— PROBLEM TO WORK ON —
Identify all lines of the data containing the string "photo" and copy them.

— INFORMATION PROVIDED —
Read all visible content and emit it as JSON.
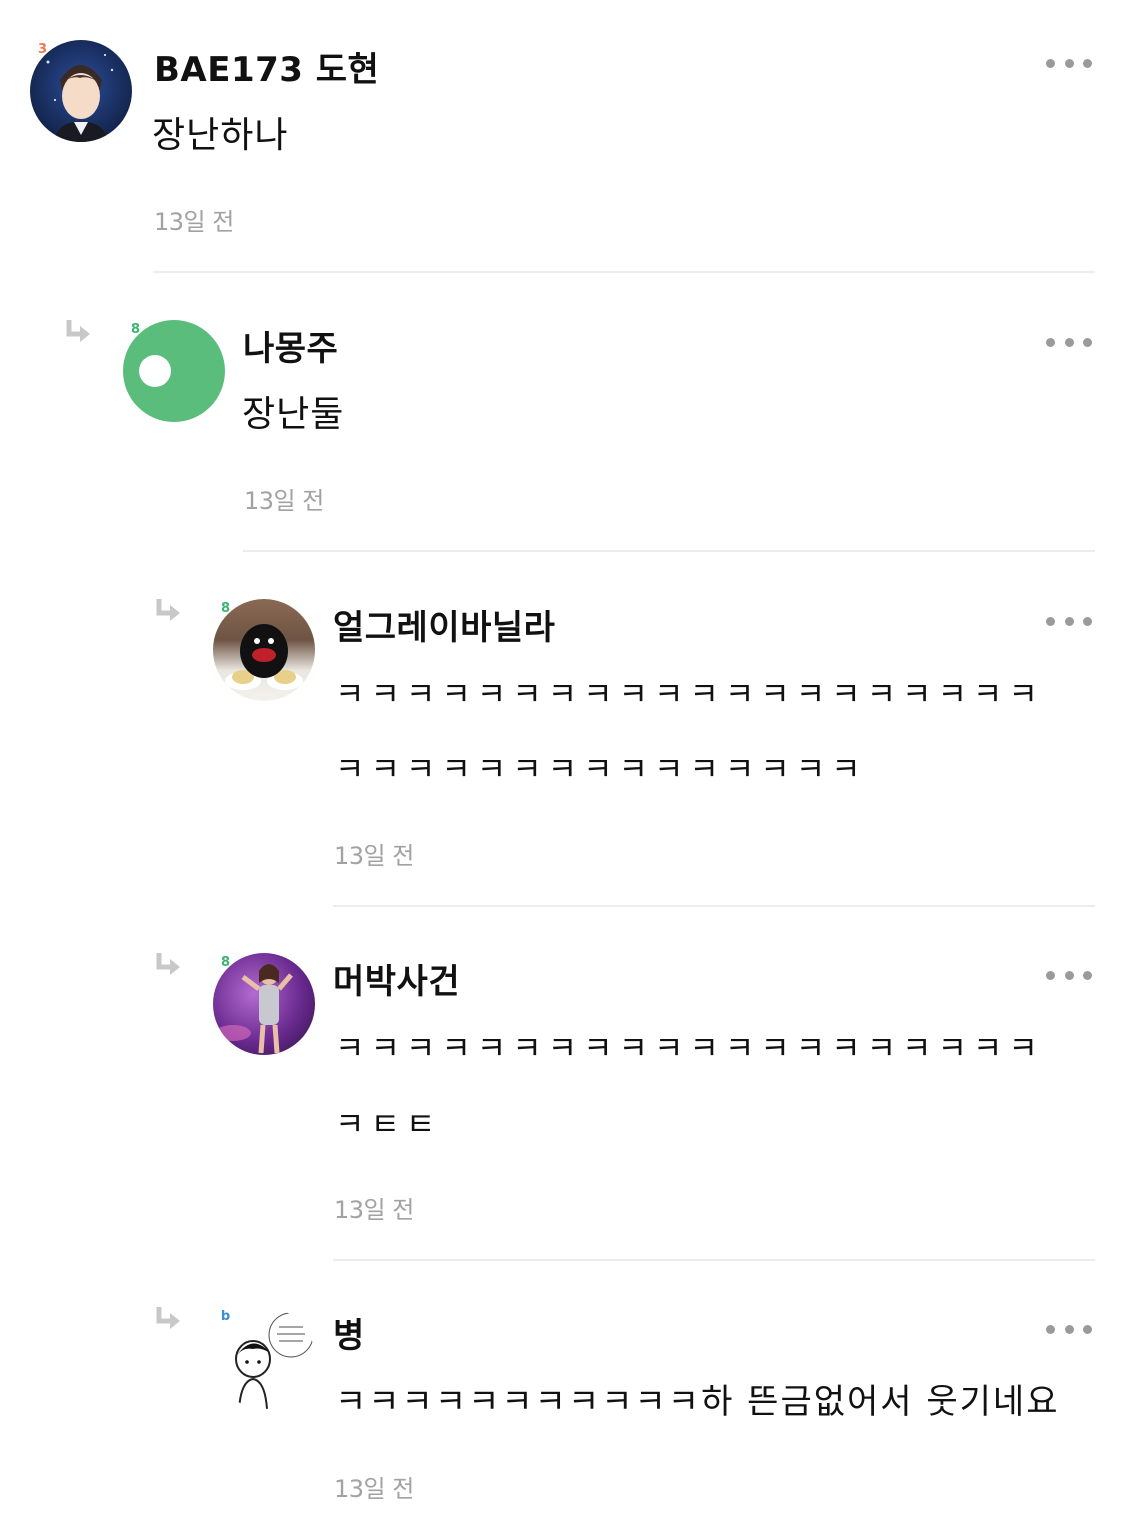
{
  "comments": [
    {
      "author": "BAE173 도현",
      "level": "3",
      "level_color": "#f07850",
      "text_lines": [
        "장난하나"
      ],
      "time": "13일 전",
      "avatar": "profile-photo"
    },
    {
      "author": "나몽주",
      "level": "8",
      "level_color": "#3cb371",
      "text_lines": [
        "장난둘"
      ],
      "time": "13일 전",
      "avatar": "default-green-avatar"
    },
    {
      "author": "얼그레이바닐라",
      "level": "8",
      "level_color": "#3cb371",
      "text_lines": [
        "ㅋㅋㅋㅋㅋㅋㅋㅋㅋㅋㅋㅋㅋㅋㅋㅋㅋㅋㅋㅋ",
        "ㅋㅋㅋㅋㅋㅋㅋㅋㅋㅋㅋㅋㅋㅋㅋ"
      ],
      "time": "13일 전",
      "avatar": "penguin-photo"
    },
    {
      "author": "머박사건",
      "level": "8",
      "level_color": "#3cb371",
      "text_lines": [
        "ㅋㅋㅋㅋㅋㅋㅋㅋㅋㅋㅋㅋㅋㅋㅋㅋㅋㅋㅋㅋ",
        "ㅋㅌㅌ"
      ],
      "time": "13일 전",
      "avatar": "performer-photo"
    },
    {
      "author": "병",
      "level": "b",
      "level_color": "#3a8fd8",
      "text_lines": [
        "ㅋㅋㅋㅋㅋㅋㅋㅋㅋㅋㅋ하 뜬금없어서 웃기네요"
      ],
      "time": "13일 전",
      "avatar": "cartoon-drawing"
    }
  ]
}
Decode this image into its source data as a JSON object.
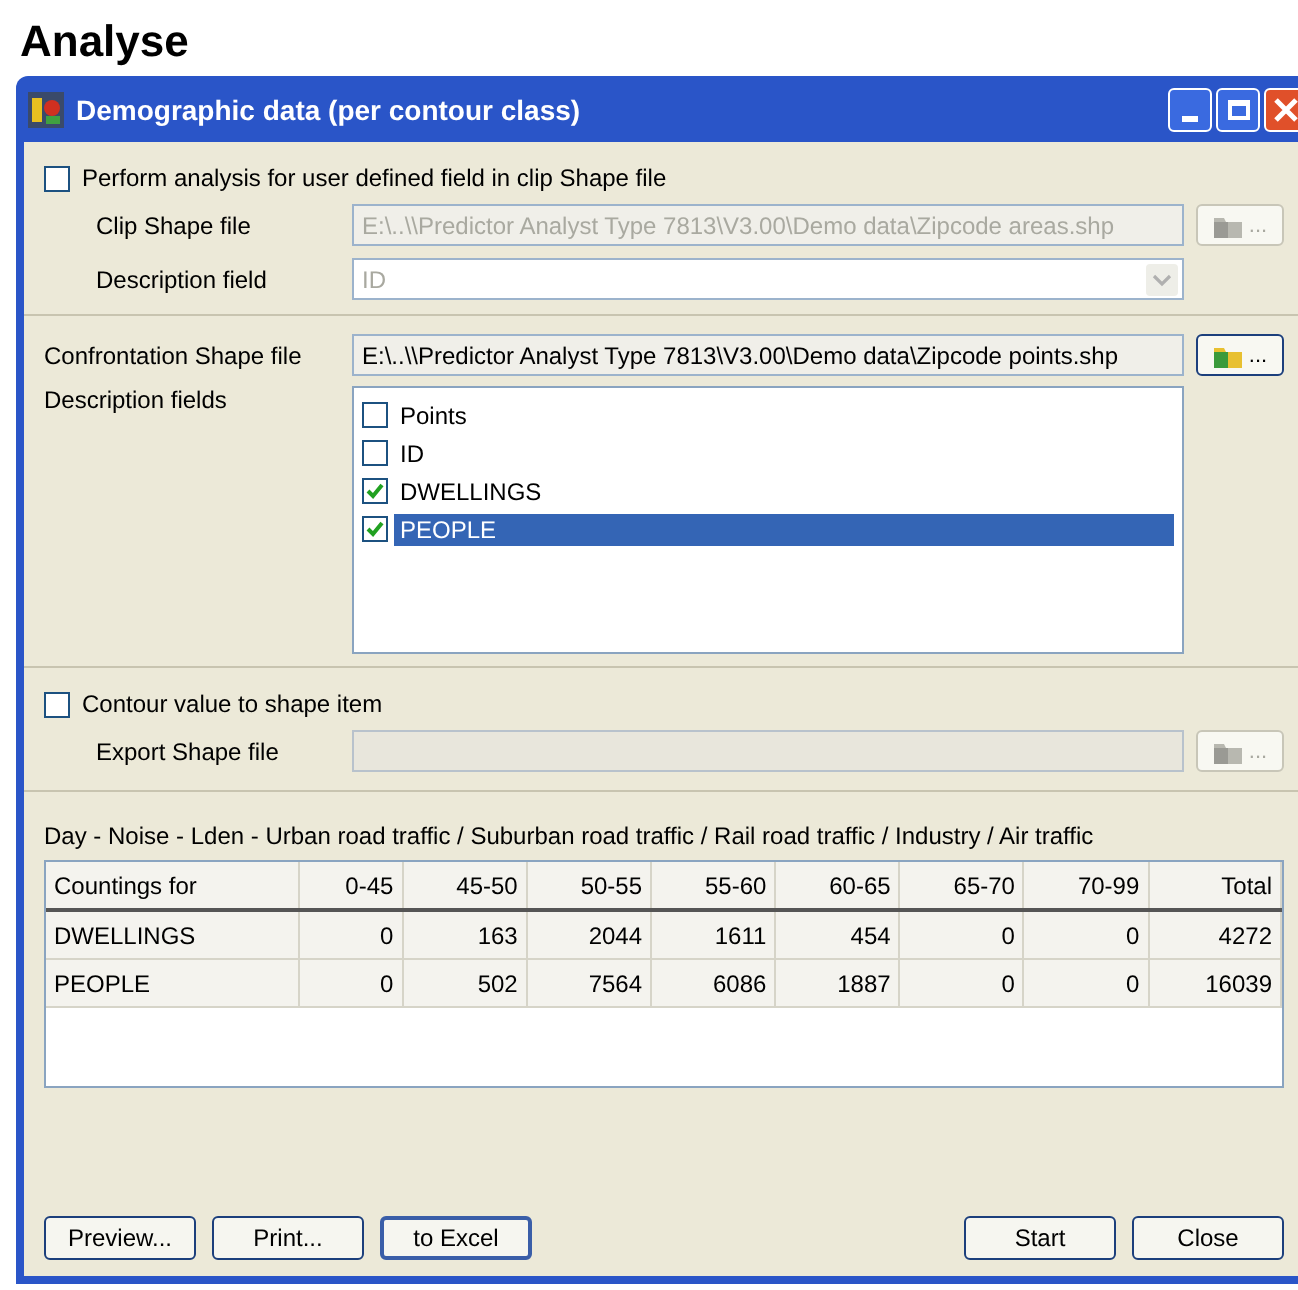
{
  "heading": "Analyse",
  "window": {
    "title": "Demographic data (per contour class)"
  },
  "clip_section": {
    "checkbox": {
      "label": "Perform analysis for user defined field in clip Shape file",
      "checked": false
    },
    "clip_file": {
      "label": "Clip Shape file",
      "value": "E:\\..\\\\Predictor Analyst Type 7813\\V3.00\\Demo data\\Zipcode areas.shp",
      "disabled": true,
      "browse": {
        "label": "...",
        "disabled": true
      }
    },
    "description_field": {
      "label": "Description field",
      "value": "ID",
      "disabled": true
    }
  },
  "confrontation": {
    "label": "Confrontation Shape file",
    "value": "E:\\..\\\\Predictor Analyst Type 7813\\V3.00\\Demo data\\Zipcode points.shp",
    "browse": {
      "label": "...",
      "disabled": false
    }
  },
  "description_fields": {
    "label": "Description fields",
    "items": [
      {
        "label": "Points",
        "checked": false,
        "selected": false
      },
      {
        "label": "ID",
        "checked": false,
        "selected": false
      },
      {
        "label": "DWELLINGS",
        "checked": true,
        "selected": false
      },
      {
        "label": "PEOPLE",
        "checked": true,
        "selected": true
      }
    ]
  },
  "export_section": {
    "checkbox": {
      "label": "Contour value to shape item",
      "checked": false
    },
    "export_file": {
      "label": "Export Shape file",
      "disabled": true,
      "browse": {
        "label": "...",
        "disabled": true
      }
    }
  },
  "results": {
    "caption": "Day - Noise - Lden - Urban road traffic / Suburban road traffic / Rail road traffic / Industry / Air traffic",
    "columns": [
      "Countings for",
      "0-45",
      "45-50",
      "50-55",
      "55-60",
      "60-65",
      "65-70",
      "70-99",
      "Total"
    ],
    "rows": [
      [
        "DWELLINGS",
        "0",
        "163",
        "2044",
        "1611",
        "454",
        "0",
        "0",
        "4272"
      ],
      [
        "PEOPLE",
        "0",
        "502",
        "7564",
        "6086",
        "1887",
        "0",
        "0",
        "16039"
      ]
    ]
  },
  "left_buttons": [
    {
      "label": "Preview...",
      "focused": false
    },
    {
      "label": "Print...",
      "focused": false
    },
    {
      "label": "to Excel",
      "focused": true
    }
  ],
  "right_buttons": [
    {
      "label": "Start",
      "focused": false
    },
    {
      "label": "Close",
      "focused": false
    }
  ]
}
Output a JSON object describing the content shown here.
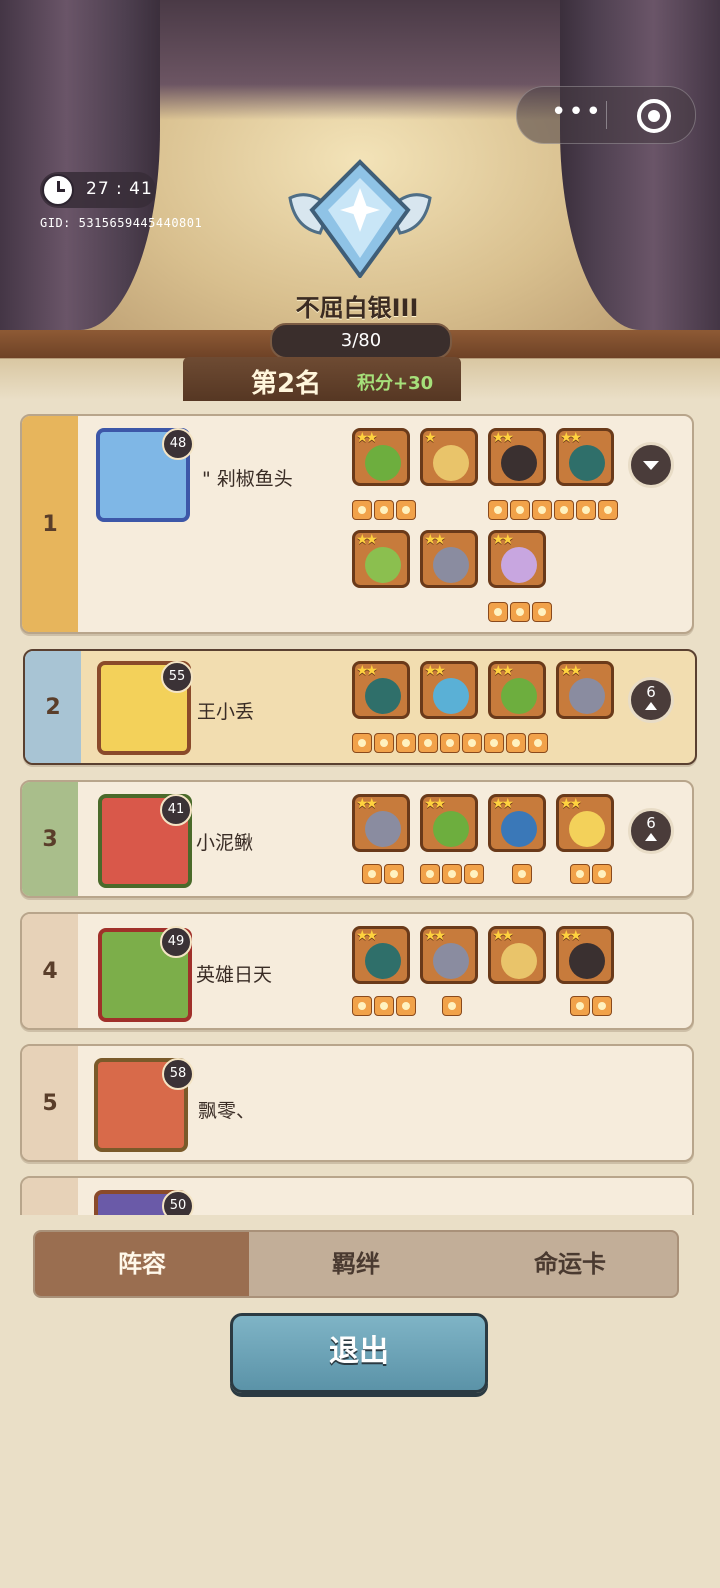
{
  "header": {
    "menu_dots": "•••",
    "timer": "27 : 41",
    "gid": "GID: 5315659445440801",
    "rank_title": "不屈白银III",
    "rank_progress": "3/80",
    "place": "第2名",
    "score": "积分+30"
  },
  "players": [
    {
      "rank": "1",
      "level": "48",
      "name": "\" 剁椒鱼头",
      "avatar_color": "#7fb7e6"
    },
    {
      "rank": "2",
      "level": "55",
      "name": "王小丢",
      "avatar_color": "#f3d15a",
      "expand_count": "6"
    },
    {
      "rank": "3",
      "level": "41",
      "name": "小泥鳅",
      "avatar_color": "#d9584a",
      "expand_count": "6"
    },
    {
      "rank": "4",
      "level": "49",
      "name": "英雄日天",
      "avatar_color": "#7cae4a"
    },
    {
      "rank": "5",
      "level": "58",
      "name": "飘零、",
      "avatar_color": "#d86a4a"
    },
    {
      "rank": "",
      "level": "50",
      "name": "",
      "avatar_color": "#6a5aa8"
    }
  ],
  "tabs": [
    "阵容",
    "羁绊",
    "命运卡"
  ],
  "active_tab": "阵容",
  "exit_label": "退出",
  "colors": {
    "accent": "#9a6e50",
    "exit_button": "#6fa5ba",
    "score_green": "#a6e07a"
  }
}
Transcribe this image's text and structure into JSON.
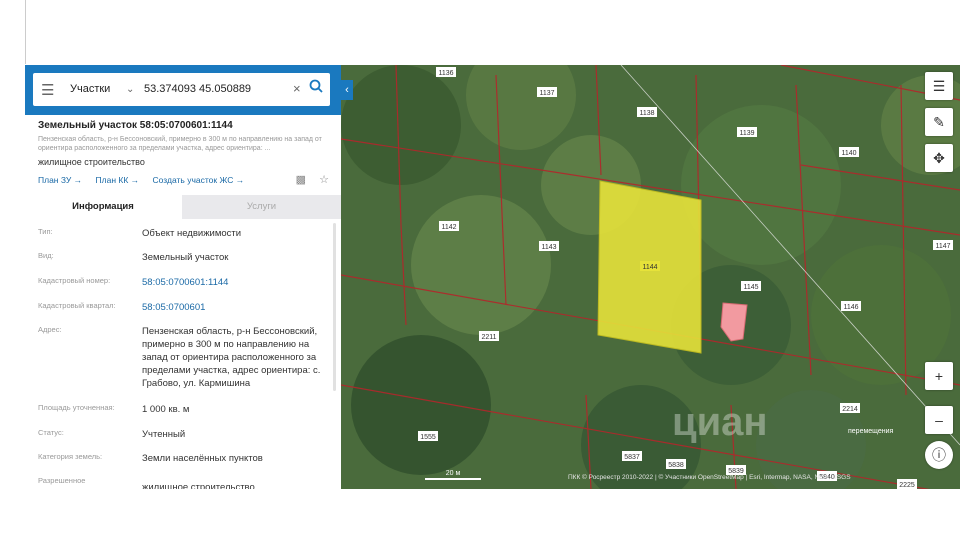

— OUTPUT OF THE TASK —
      "avatar": "profile-photo"
      "avatar": "penguin-photo"
      "avatar": "performer-photo"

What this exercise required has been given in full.